Full Stack: Lessons Learned from MyCongress
This past week, I worked with a team to develop an app called MyCongress. The goal was to rapidly iterate toward a minimum viable product. Our app's target was a system that could display a variety of congressional data using D3, Angular, and the Sunlight Foundation API.
Our final application has thus far turned out a bit lacking in its initial features, but it has some strong points. On the back end, we set up an effective Mongo database using Mongoose. On the front-end, we worked with Angular and D3 to make an effective UI. Unfortunately, we were plagued with minor routing issues and problems with our Yeoman Grunt File that kept us from accomplishing as much as we could.
After the whole process, I came away with a new appreciation for what full-stack development means, synthesized in the following lessons.
Lesson 1: Shortcuts can quickly turn into time-sinks
For MyCongress, we deployed our initial application using Yeoman, a tool that allows users to set up a scaffold for their project. This did a TON for us. We came out of the gate with (unnecessary) authentication routes, and a list of npm dependencies that went on forever. Still, this felt like an advantage.
Over the course of development, however, I soon discovered that I was spending more time trying to work my way through the code we already had rather than writing new code myself. This was a huge pain. The grunt file also seemed to work in mysterious ways, so I'd have to work my way through that whenever I made big changes to the app.
Still, Yeoman offered some advantages. For me, though, the advantages weren't enough to outweigh the pain of working with it.
Lesson 2: Full Stack Apps Get Huge
When you're working on a larger code base, it's easy for it to get out of hand. With partials, views, routes, and other files all throughout your project, one can get lost easily.
During the project, I found that Angular was extremely helpful for structuring our code, even though it sometimes got confusing when mixing UI-Router with express routes on the back-end. Still, it was easy to decide where to place angular code in the larger app structure, which is extremely convenient when working in a relatively large code base.
Lesson 3: CSS can be a Game-Changer
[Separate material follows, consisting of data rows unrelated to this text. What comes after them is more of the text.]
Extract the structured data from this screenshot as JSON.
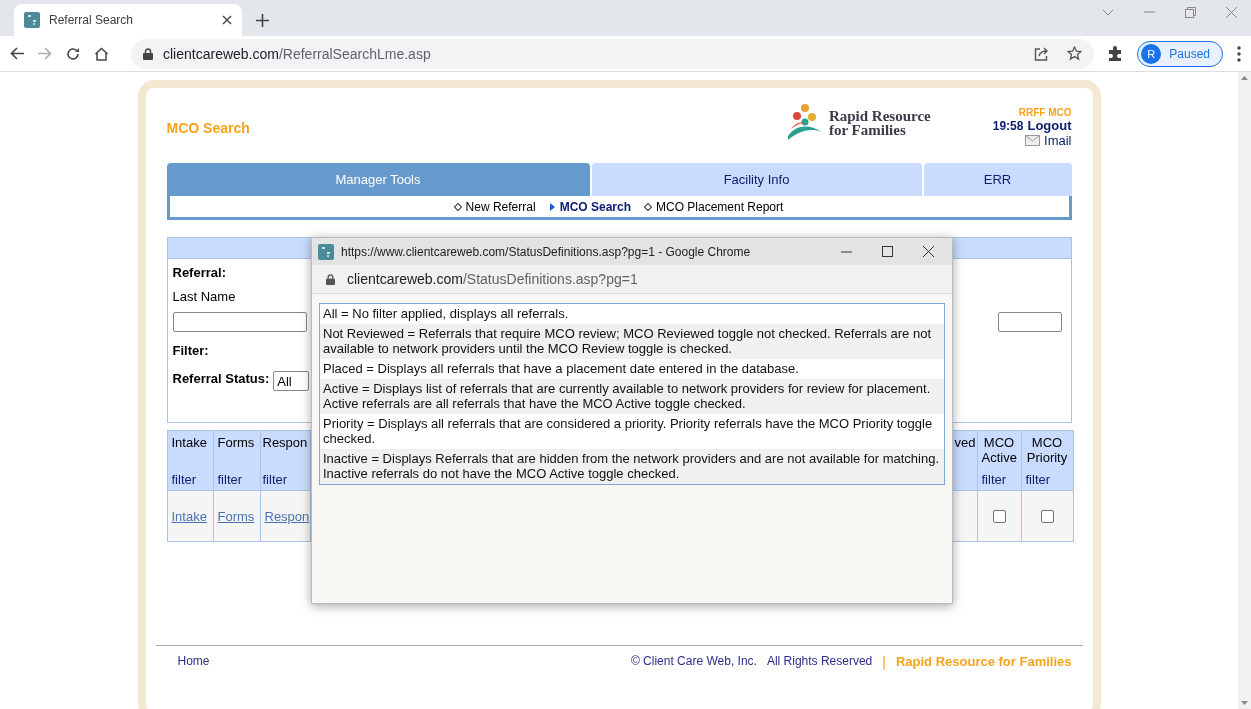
{
  "browser": {
    "tabs": [
      {
        "title": "Referral Search",
        "selected": true
      }
    ],
    "address": {
      "host": "clientcareweb.com",
      "path": "/ReferralSearchLme.asp"
    },
    "profile": {
      "initial": "R",
      "status": "Paused"
    }
  },
  "page": {
    "title": "MCO Search",
    "logo": {
      "line_1": "Rapid Resource",
      "line_2": "for Families"
    },
    "user": {
      "org": "RRFF MCO",
      "time": "19:58",
      "logout": "Logout",
      "email": "Imail"
    },
    "tabs": [
      {
        "label": "Manager Tools",
        "selected": true
      },
      {
        "label": "Facility Info",
        "selected": false
      },
      {
        "label": "ERR",
        "selected": false
      }
    ],
    "subnav": [
      {
        "label": "New Referral",
        "selected": false
      },
      {
        "label": "MCO Search",
        "selected": true
      },
      {
        "label": "MCO Placement Report",
        "selected": false
      }
    ],
    "search": {
      "section": "Referral:",
      "last_name_label": "Last Name",
      "filter_label": "Filter:",
      "status_label": "Referral Status:",
      "status_value": "All"
    },
    "table": {
      "columns": [
        {
          "label": "Intake",
          "filter": "filter"
        },
        {
          "label": "Forms",
          "filter": "filter"
        },
        {
          "label": "Respon",
          "filter": "filter"
        },
        {
          "label": "ved"
        },
        {
          "label": "MCO Active",
          "filter": "filter"
        },
        {
          "label": "MCO Priority",
          "filter": "filter"
        }
      ],
      "rows": [
        {
          "cells": [
            {
              "kind": "link",
              "text": "Intake"
            },
            {
              "kind": "link",
              "text": "Forms"
            },
            {
              "kind": "link",
              "text": "Respon"
            },
            {
              "kind": "blank"
            },
            {
              "kind": "checkbox",
              "checked": false
            },
            {
              "kind": "checkbox",
              "checked": false
            }
          ]
        }
      ]
    },
    "footer": {
      "home": "Home",
      "copyright": "© Client Care Web, Inc.",
      "rights": "All Rights Reserved",
      "separator": "|",
      "brand": "Rapid Resource for Families"
    }
  },
  "popup": {
    "title": "https://www.clientcareweb.com/StatusDefinitions.asp?pg=1 - Google Chrome",
    "address": {
      "host": "clientcareweb.com",
      "path": "/StatusDefinitions.asp?pg=1"
    },
    "definitions": [
      "All = No filter applied, displays all referrals.",
      "Not Reviewed = Referrals that require MCO review; MCO Reviewed toggle not checked. Referrals are not available to network providers until the MCO Review toggle is checked.",
      "Placed = Displays all referrals that have a placement date entered in the database.",
      "Active = Displays list of referrals that are currently available to network providers for review for placement. Active referrals are all referrals that have the MCO Active toggle checked.",
      "Priority = Displays all referrals that are considered a priority. Priority referrals have the MCO Priority toggle checked.",
      "Inactive = Displays Referrals that are hidden from the network providers and are not available for matching. Inactive referrals do not have the MCO Active toggle checked."
    ]
  }
}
A lot of programmers I know like to steer clear of CSS, preferring to stick to bootstrap whenever possible, deviating rarely. The unfortunate result is that a lot of apps end up looking exactly the same.
On MyCongress, we still used bootstrap for a number of things, but we built a custom css framework on top of that, and it ended up looking more polished than some other applications.
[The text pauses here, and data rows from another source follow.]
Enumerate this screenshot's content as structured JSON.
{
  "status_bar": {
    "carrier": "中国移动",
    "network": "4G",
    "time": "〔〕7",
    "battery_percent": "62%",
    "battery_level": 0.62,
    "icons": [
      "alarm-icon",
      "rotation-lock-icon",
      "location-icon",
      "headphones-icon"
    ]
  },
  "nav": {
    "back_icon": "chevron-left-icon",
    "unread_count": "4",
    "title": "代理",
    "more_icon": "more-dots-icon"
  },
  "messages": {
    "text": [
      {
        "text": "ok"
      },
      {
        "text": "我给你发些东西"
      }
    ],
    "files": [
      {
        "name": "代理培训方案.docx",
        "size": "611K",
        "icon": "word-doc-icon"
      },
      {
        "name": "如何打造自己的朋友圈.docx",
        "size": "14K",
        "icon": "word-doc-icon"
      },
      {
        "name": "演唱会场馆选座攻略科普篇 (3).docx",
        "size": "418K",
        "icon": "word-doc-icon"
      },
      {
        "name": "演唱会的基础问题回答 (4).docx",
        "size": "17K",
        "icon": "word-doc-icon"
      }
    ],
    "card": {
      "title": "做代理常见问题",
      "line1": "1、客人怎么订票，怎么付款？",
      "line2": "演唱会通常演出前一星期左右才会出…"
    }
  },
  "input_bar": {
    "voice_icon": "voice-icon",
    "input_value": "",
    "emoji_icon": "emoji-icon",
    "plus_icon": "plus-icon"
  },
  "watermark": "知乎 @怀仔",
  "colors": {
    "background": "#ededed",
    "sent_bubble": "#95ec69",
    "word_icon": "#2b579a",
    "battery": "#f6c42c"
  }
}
Naturally, functionality and basic features should still be the number one concern, but CSS can be an essential second thought. A well-established, consistent front-end can be the difference between an app that others think is 'just cool' and an app that others see as unbelievable.
That's all for now!